◆ **WORK ITEM**
Would you please return all of the entries below exactly as shown?

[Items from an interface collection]
--------

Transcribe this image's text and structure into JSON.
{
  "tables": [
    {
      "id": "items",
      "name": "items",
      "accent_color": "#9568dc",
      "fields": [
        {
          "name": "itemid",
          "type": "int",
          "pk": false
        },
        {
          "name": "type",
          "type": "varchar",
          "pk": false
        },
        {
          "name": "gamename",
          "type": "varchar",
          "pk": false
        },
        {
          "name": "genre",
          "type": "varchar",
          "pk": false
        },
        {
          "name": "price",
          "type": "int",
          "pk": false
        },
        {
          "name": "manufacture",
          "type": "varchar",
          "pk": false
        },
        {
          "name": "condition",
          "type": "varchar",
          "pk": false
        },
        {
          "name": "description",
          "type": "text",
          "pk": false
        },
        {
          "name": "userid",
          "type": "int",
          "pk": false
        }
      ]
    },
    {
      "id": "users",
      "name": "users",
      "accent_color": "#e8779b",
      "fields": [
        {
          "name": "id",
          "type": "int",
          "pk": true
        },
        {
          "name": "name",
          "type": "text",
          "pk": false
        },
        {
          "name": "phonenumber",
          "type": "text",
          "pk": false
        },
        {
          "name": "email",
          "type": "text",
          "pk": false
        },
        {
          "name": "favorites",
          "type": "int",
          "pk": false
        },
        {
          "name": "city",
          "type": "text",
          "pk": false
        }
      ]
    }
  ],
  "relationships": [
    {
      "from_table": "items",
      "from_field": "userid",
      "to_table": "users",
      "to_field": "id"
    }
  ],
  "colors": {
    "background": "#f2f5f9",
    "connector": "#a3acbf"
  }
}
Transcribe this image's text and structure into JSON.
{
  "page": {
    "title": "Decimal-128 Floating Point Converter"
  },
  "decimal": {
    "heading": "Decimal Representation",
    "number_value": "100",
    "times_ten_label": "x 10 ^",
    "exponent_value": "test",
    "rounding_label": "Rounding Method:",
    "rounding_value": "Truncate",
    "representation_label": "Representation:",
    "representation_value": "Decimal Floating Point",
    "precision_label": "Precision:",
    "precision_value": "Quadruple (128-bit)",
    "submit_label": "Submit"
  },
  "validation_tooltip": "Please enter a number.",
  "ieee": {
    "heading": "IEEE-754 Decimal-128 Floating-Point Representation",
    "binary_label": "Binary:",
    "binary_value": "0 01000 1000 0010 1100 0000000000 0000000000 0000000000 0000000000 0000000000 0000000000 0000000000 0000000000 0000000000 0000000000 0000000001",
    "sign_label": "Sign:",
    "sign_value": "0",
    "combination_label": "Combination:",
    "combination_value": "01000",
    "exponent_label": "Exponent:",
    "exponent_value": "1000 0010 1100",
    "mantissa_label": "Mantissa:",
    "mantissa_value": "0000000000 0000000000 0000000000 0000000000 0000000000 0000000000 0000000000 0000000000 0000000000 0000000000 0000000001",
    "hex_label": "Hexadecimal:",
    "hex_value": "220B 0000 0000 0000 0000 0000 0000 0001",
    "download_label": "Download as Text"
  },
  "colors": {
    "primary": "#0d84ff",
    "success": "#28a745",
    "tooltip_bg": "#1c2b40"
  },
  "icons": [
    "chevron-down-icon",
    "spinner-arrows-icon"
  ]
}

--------

◆ **ANSWER SECTION**
Transcribe this image's text and structure into JSON.
{
  "tables": [
    {
      "id": "items",
      "name": "items",
      "accent_color": "#9568dc",
      "fields": [
        {
          "name": "itemid",
          "type": "int",
          "pk": false
        },
        {
          "name": "type",
          "type": "varchar",
          "pk": false
        },
        {
          "name": "gamename",
          "type": "varchar",
          "pk": false
        },
        {
          "name": "genre",
          "type": "varchar",
          "pk": false
        },
        {
          "name": "price",
          "type": "int",
          "pk": false
        },
        {
          "name": "manufacture",
          "type": "varchar",
          "pk": false
        },
        {
          "name": "condition",
          "type": "varchar",
          "pk": false
        },
        {
          "name": "description",
          "type": "text",
          "pk": false
        },
        {
          "name": "userid",
          "type": "int",
          "pk": false
        }
      ]
    },
    {
      "id": "users",
      "name": "users",
      "accent_color": "#e8779b",
      "fields": [
        {
          "name": "id",
          "type": "int",
          "pk": true
        },
        {
          "name": "name",
          "type": "text",
          "pk": false
        },
        {
          "name": "phonenumber",
          "type": "text",
          "pk": false
        },
        {
          "name": "email",
          "type": "text",
          "pk": false
        },
        {
          "name": "favorites",
          "type": "int",
          "pk": false
        },
        {
          "name": "city",
          "type": "text",
          "pk": false
        }
      ]
    }
  ],
  "relationships": [
    {
      "from_table": "items",
      "from_field": "userid",
      "to_table": "users",
      "to_field": "id"
    }
  ],
  "colors": {
    "background": "#f2f5f9",
    "connector": "#a3acbf"
  }
}
Transcribe this image's text and structure into JSON.
{
  "page": {
    "title": "Decimal-128 Floating Point Converter"
  },
  "decimal": {
    "heading": "Decimal Representation",
    "number_value": "100",
    "times_ten_label": "x 10 ^",
    "exponent_value": "test",
    "rounding_label": "Rounding Method:",
    "rounding_value": "Truncate",
    "representation_label": "Representation:",
    "representation_value": "Decimal Floating Point",
    "precision_label": "Precision:",
    "precision_value": "Quadruple (128-bit)",
    "submit_label": "Submit"
  },
  "validation_tooltip": "Please enter a number.",
  "ieee": {
    "heading": "IEEE-754 Decimal-128 Floating-Point Representation",
    "binary_label": "Binary:",
    "binary_value": "0 01000 1000 0010 1100 0000000000 0000000000 0000000000 0000000000 0000000000 0000000000 0000000000 0000000000 0000000000 0000000000 0000000001",
    "sign_label": "Sign:",
    "sign_value": "0",
    "combination_label": "Combination:",
    "combination_value": "01000",
    "exponent_label": "Exponent:",
    "exponent_value": "1000 0010 1100",
    "mantissa_label": "Mantissa:",
    "mantissa_value": "0000000000 0000000000 0000000000 0000000000 0000000000 0000000000 0000000000 0000000000 0000000000 0000000000 0000000001",
    "hex_label": "Hexadecimal:",
    "hex_value": "220B 0000 0000 0000 0000 0000 0000 0001",
    "download_label": "Download as Text"
  },
  "colors": {
    "primary": "#0d84ff",
    "success": "#28a745",
    "tooltip_bg": "#1c2b40"
  },
  "icons": [
    "chevron-down-icon",
    "spinner-arrows-icon"
  ]
}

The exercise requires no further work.